LOGAN SQUARE — A group of youth leaders who helped shape the 606 affordable housing ordinance and their supporters marched to the elevated trail Wednesday evening and then formed a wall to block joggers and cyclists from passing — all in an effort to keep momentum for the legislation going.
The ordinance, designed to curb gentrification along the 606, hasn't seen much movement since it was introduced before the City Council in May.
Logan Square Neighborhood Association, one of the neighborhood groups that helped write the ordinance, organized the march to "keep people thinking and talking" about the proposed legislation, according to Christian Diaz, housing organizer for the association.
Diaz said the ordinance is expected to go before the city's zoning committee after it's been thoroughly reviewed, possibly in September.
The march started on the steps of Humboldt Park Methodist Church, 2120 N. Mozart St., where youth leaders like Ashley Galvan Ramos, 18, gave impassioned speeches about how Logan Square "doesn't feel like home anymore" now that gentrification has taken hold.
"Logan Square has always been my home. I went to grade school in Logan Square and all my memories are in Logan Square. I've seen Latinx people leave, and luxury developments pop up, and I've started to feel unwelcome in my community," Galvan Ramos said.

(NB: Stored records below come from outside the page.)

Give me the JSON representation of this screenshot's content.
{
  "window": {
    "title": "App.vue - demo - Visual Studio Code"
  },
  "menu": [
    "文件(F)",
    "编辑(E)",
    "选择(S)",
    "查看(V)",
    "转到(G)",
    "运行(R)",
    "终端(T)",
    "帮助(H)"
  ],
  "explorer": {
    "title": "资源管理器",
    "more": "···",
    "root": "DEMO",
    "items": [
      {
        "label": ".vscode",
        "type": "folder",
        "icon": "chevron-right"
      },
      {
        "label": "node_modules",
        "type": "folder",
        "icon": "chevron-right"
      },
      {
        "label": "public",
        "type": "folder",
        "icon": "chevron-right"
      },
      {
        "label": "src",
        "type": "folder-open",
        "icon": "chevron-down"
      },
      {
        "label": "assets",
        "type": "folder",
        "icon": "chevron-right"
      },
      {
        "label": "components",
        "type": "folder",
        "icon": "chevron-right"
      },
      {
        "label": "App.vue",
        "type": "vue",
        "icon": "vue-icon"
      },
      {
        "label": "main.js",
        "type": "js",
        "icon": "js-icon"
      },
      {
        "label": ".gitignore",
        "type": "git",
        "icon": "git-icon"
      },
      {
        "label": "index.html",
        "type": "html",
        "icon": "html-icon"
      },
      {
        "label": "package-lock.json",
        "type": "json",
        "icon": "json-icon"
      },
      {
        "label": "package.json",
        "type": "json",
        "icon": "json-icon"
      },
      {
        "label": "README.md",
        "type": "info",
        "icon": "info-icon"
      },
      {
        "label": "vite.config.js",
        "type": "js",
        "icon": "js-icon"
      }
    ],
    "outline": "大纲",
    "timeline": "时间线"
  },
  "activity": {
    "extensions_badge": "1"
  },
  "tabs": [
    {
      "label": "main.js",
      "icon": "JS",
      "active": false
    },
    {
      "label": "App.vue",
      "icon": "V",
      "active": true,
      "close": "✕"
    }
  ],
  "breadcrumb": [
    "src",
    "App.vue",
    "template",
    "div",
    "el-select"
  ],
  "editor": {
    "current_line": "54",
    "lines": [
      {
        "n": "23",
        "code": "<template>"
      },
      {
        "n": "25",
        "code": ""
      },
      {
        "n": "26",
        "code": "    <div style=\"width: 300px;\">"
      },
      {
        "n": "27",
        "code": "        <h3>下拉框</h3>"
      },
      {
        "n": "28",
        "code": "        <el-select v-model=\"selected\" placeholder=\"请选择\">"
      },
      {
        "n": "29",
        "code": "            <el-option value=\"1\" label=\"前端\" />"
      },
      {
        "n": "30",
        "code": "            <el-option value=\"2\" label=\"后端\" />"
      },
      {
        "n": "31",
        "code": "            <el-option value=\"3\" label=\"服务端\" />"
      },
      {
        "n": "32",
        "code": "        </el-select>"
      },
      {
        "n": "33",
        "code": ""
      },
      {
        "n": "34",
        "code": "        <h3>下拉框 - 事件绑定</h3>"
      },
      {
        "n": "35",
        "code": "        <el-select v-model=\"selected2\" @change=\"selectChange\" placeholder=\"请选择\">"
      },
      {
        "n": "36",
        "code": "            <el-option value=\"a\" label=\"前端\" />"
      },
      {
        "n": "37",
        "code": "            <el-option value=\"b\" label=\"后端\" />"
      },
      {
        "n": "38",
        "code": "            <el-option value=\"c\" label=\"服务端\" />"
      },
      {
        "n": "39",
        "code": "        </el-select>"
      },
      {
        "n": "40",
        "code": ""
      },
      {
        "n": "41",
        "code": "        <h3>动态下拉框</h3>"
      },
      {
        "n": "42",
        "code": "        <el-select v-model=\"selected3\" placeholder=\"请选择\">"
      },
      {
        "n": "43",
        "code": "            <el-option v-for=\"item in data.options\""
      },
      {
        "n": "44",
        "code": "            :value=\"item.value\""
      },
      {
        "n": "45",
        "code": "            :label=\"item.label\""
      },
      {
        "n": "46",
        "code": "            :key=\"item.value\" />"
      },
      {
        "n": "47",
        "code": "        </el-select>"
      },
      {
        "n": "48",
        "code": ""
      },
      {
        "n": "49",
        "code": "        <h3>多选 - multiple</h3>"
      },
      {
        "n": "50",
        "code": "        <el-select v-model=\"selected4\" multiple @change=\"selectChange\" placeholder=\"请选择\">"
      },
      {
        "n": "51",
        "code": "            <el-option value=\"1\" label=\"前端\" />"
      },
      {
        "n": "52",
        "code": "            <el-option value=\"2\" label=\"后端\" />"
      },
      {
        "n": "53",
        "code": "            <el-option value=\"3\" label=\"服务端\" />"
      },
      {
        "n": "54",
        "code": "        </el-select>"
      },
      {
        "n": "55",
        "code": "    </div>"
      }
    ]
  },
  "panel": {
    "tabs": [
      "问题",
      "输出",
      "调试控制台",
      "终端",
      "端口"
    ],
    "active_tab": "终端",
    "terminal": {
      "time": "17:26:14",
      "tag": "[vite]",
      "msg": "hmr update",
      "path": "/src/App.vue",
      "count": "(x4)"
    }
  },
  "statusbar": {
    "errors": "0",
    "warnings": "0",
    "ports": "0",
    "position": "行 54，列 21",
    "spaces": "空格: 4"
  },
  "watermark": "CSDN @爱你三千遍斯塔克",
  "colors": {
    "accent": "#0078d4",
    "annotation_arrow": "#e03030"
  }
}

Ashley Galvan Ramos, 18, youth leader with Logan Square Neighborhood Association, giving remarks at the rally next to Delia Ramirez. [All photos DNAinfo/Mina Bloom]
A member of the church, Delia Ramirez, 34, said her parents each worked multiple jobs for years to be able to afford their home at Central Park and Wabansia avenues about 27 years ago. After finally paying off their mortgage, Ramirez's parents are now faced with new challenges: The rising cost of property taxes, utilities and maintaining the affordable units they rent out.
"They're barely making it," Ramirez told the crowd.
"I look to the right, and I am reminded that they are constantly trying to push us out of the place that we have called home for a very, very long time," she added, pointing to three luxury buildings adjacent to the church.
"My fear is waking up to a building like that with neighbors who never want to engage us."
The group heads down California Avenue.
Under the proposed legislation, developers and new land owners would be charged hefty fees — anywhere from $300,000 to $650,000 — to demolish residential buildings on the western portion of the trail and replace them with projects that don't include a substantial amount of affordable housing. It would also make it more expensive to expand existing residential buildings along the trail. (Read the full ordinance below.)
The money would then be deposited into an affordable housing trust managed by a board made up of local aldermen, leaders from local groups including the neighborhood association and Latin United Community Housing Association, and commissioners of the city's Buildings and Planning and Development departments.
The law would apply to what co-sponsor Ald. Joe Moreno (1st) called "a pilot area" — a large portion of Logan Square and Humboldt Park bounded by Hirsch Street on the south, Palmer Street on the north, Western Avenue on the east and Kostner Avenue on the west.
After remarks at the church, the group marched down California Avenue with signs that read, "Now that the neighborhood is nice, why do I have to move?" and chanting, "Hey hey, ho ho, demolitions have got to go."
The group on the trail, where they formed a wall and blocked joggers and cyclists from passing.
Once the group reached the trail, they formed a wall, blocking joggers and cyclists from passing through as they continued to chant. Most of the trail users who encountered the protest turned around without exchanging words with the group.